----- DATASET ENTRIES -----

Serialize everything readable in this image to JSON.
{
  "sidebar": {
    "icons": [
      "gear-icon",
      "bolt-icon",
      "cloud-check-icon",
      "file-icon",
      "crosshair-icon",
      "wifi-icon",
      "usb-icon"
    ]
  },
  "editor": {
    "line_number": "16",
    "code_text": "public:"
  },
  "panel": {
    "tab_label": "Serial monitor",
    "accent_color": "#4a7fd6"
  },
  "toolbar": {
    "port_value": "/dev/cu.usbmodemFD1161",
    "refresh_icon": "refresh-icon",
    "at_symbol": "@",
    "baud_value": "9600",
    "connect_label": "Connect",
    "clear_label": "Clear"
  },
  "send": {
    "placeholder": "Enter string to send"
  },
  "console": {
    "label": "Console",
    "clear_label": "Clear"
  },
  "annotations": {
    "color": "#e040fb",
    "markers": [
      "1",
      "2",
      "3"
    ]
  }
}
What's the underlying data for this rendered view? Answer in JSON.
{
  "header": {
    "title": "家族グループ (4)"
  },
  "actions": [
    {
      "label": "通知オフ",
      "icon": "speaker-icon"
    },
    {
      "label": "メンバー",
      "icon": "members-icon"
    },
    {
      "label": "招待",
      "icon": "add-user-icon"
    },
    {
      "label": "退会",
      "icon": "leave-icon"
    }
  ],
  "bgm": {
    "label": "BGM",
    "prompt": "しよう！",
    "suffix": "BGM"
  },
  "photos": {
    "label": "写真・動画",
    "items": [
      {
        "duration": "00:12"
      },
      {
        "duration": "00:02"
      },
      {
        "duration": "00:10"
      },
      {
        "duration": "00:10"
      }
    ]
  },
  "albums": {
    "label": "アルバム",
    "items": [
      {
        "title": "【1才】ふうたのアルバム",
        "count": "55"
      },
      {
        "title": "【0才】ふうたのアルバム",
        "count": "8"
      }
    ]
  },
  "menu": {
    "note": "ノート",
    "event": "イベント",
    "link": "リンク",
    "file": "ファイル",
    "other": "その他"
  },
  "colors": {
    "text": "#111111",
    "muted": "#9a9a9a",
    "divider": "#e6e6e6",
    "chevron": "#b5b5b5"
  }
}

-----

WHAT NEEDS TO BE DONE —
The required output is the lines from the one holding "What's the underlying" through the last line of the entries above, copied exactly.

RESULT —
What's the underlying data for this rendered view? Answer in JSON.
{
  "header": {
    "title": "家族グループ (4)"
  },
  "actions": [
    {
      "label": "通知オフ",
      "icon": "speaker-icon"
    },
    {
      "label": "メンバー",
      "icon": "members-icon"
    },
    {
      "label": "招待",
      "icon": "add-user-icon"
    },
    {
      "label": "退会",
      "icon": "leave-icon"
    }
  ],
  "bgm": {
    "label": "BGM",
    "prompt": "しよう！",
    "suffix": "BGM"
  },
  "photos": {
    "label": "写真・動画",
    "items": [
      {
        "duration": "00:12"
      },
      {
        "duration": "00:02"
      },
      {
        "duration": "00:10"
      },
      {
        "duration": "00:10"
      }
    ]
  },
  "albums": {
    "label": "アルバム",
    "items": [
      {
        "title": "【1才】ふうたのアルバム",
        "count": "55"
      },
      {
        "title": "【0才】ふうたのアルバム",
        "count": "8"
      }
    ]
  },
  "menu": {
    "note": "ノート",
    "event": "イベント",
    "link": "リンク",
    "file": "ファイル",
    "other": "その他"
  },
  "colors": {
    "text": "#111111",
    "muted": "#9a9a9a",
    "divider": "#e6e6e6",
    "chevron": "#b5b5b5"
  }
}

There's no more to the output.